A new poem by Pippa Little.

Childless I arrive with a rucksack,
own no Silver Cross steered topple-high
by the bare-legged women in check coats
and bulging shoes who load and unload
ropes of wet sheets, wring them out
to rams’ horns while heat-slap of steam
dries to tinsel in our hair, frizzles our lips
gritty with Daz sherbert dabs and the mangle,
wide as a room-size remnant, never stops groaning
one slip and you’re done for…

In the boom and echo of it, their calls swoop
over Cross-your-Hearts, Man. City socks,
crimplene pinks and snagged underskirts,
Maggie Maggie Maggie Out Out Out! blasts
from across the park, whole streets
get knocked out like teeth,
in a back alley on the way a man
jumped me, shocked as I was
by the fuck off! I didn’t know was in me

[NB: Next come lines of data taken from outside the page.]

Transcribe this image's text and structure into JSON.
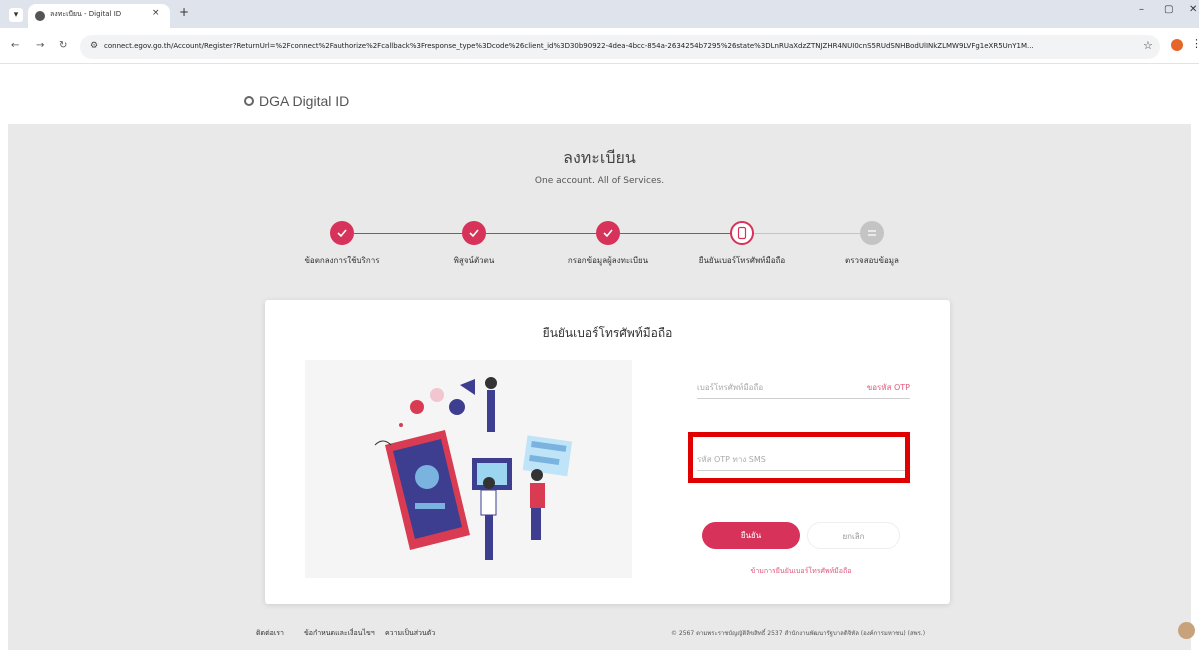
{
  "browser": {
    "tab_title": "ลงทะเบียน - Digital ID",
    "tab_close": "×",
    "new_tab": "+",
    "url": "connect.egov.go.th/Account/Register?ReturnUrl=%2Fconnect%2Fauthorize%2Fcallback%3Fresponse_type%3Dcode%26client_id%3D30b90922-4dea-4bcc-854a-2634254b7295%26state%3DLnRUaXdzZTNJZHR4NUI0cnS5RUdSNHBodUlINkZLMW9LVFg1eXR5UnY1M...",
    "icons": [
      "chevron-down-icon",
      "back-icon",
      "forward-icon",
      "reload-icon",
      "site-info-icon",
      "star-icon",
      "profile-icon",
      "menu-icon",
      "minimize-icon",
      "restore-icon",
      "close-icon"
    ]
  },
  "header": {
    "logo_text": "DGA Digital ID"
  },
  "page": {
    "title": "ลงทะเบียน",
    "subtitle": "One account. All of Services."
  },
  "steps": [
    {
      "label": "ข้อตกลงการใช้บริการ",
      "state": "done"
    },
    {
      "label": "พิสูจน์ตัวตน",
      "state": "done"
    },
    {
      "label": "กรอกข้อมูลผู้ลงทะเบียน",
      "state": "done"
    },
    {
      "label": "ยืนยันเบอร์โทรศัพท์มือถือ",
      "state": "current"
    },
    {
      "label": "ตรวจสอบข้อมูล",
      "state": "todo"
    }
  ],
  "colors": {
    "accent": "#d6325a",
    "highlight": "#e00000",
    "background": "#e9e9e9"
  },
  "card": {
    "title": "ยืนยันเบอร์โทรศัพท์มือถือ",
    "phone_placeholder": "เบอร์โทรศัพท์มือถือ",
    "request_otp": "ขอรหัส OTP",
    "otp_placeholder": "รหัส OTP ทาง SMS",
    "confirm_button": "ยืนยัน",
    "cancel_button": "ยกเลิก",
    "skip_link": "ข้ามการยืนยันเบอร์โทรศัพท์มือถือ"
  },
  "footer": {
    "links": [
      "ติดต่อเรา",
      "ข้อกำหนดและเงื่อนไขฯ",
      "ความเป็นส่วนตัว"
    ],
    "copyright": "© 2567 ตามพระราชบัญญัติลิขสิทธิ์ 2537 สำนักงานพัฒนารัฐบาลดิจิทัล (องค์การมหาชน) (สพร.)"
  }
}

but which I try out now to make them laugh, these women
who scrub blood and beer and come
with red-brick soap, quick-starch a party dress
while dryers flop and roar
before their kids fly out of school,
flock outside for a smoke’s sweet rest
from the future bearing down of four walls and one man.

Pippa Little’s collection Overwintering (Carcanet) was shortlisted for the Seamus Heaney Centre Award. Her new book, Twist, was published in March by Arc. 

This article first appeared in the 20 July 2017 issue of the New Statesman, The new world disorder